It could be argued that pure white (4000K) light is superior due to improved color rendition. But in reality, yellowish light (around 3200K) is probably the safest for night driving. Why?
First off, bluish light scatters in fog or poor weather and blue light has a very distracting effect to the human eye. Try to focus on a blue light at night and you'll realize that it's both difficult and uncomfortable. There's a reason why fog lamps on some vehicles is tinted yellow.
Second, any halogen bulb that tries to mimic a "xenon" headlamp has a color filter on the glass. This filter simply removes the yellowish part of the light output, which means fewer actual lumens are making it onto the road. Hence, it's providing an illusion of better visibility while actually providing less.
If you look up bulb specifications you'll find this to be the case. Bulbs with maximum output (most lumens) are unfiltered. These filaments are driven harder than regular bulbs so they produce more light with the same wattage. A byproduct is that they also burn hotter and have a slightly higher color temperature than normal bulbs (3500K). The consequence is a much shorter bulb life.

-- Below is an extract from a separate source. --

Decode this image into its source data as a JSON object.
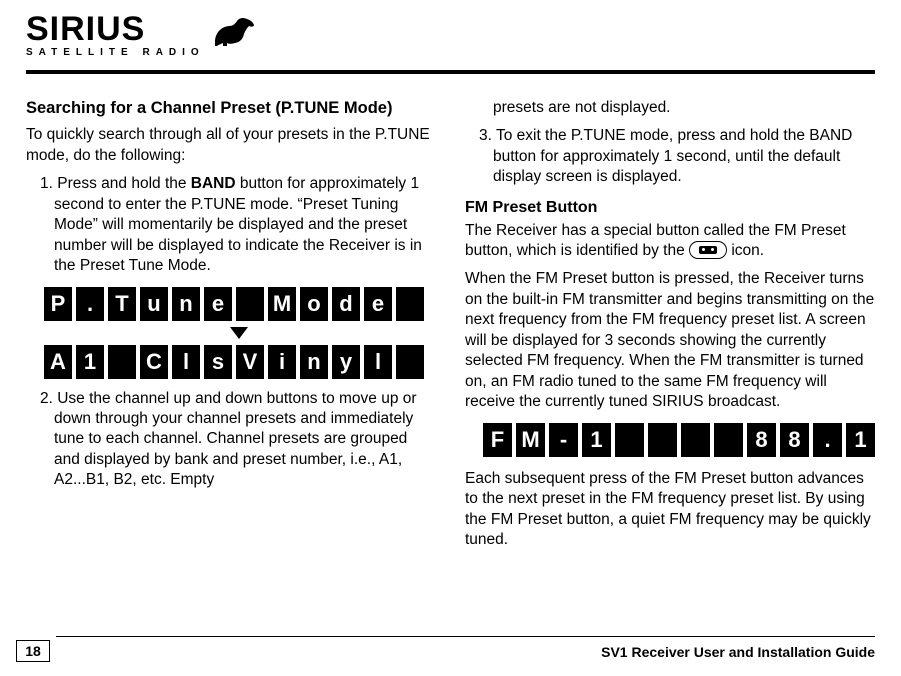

Tinted bulbs, such as Sylvania Silverstars, drive their filaments very hard to produce legal amounts of light. Their lumen output is the same as a cheap, standard bulb but with ridiculously short operating life (I think a 9005 bulb is rated at 50 hours!). I bet most of the tinted bulbs on eBay or whatever don't even put out the legally minimum amount.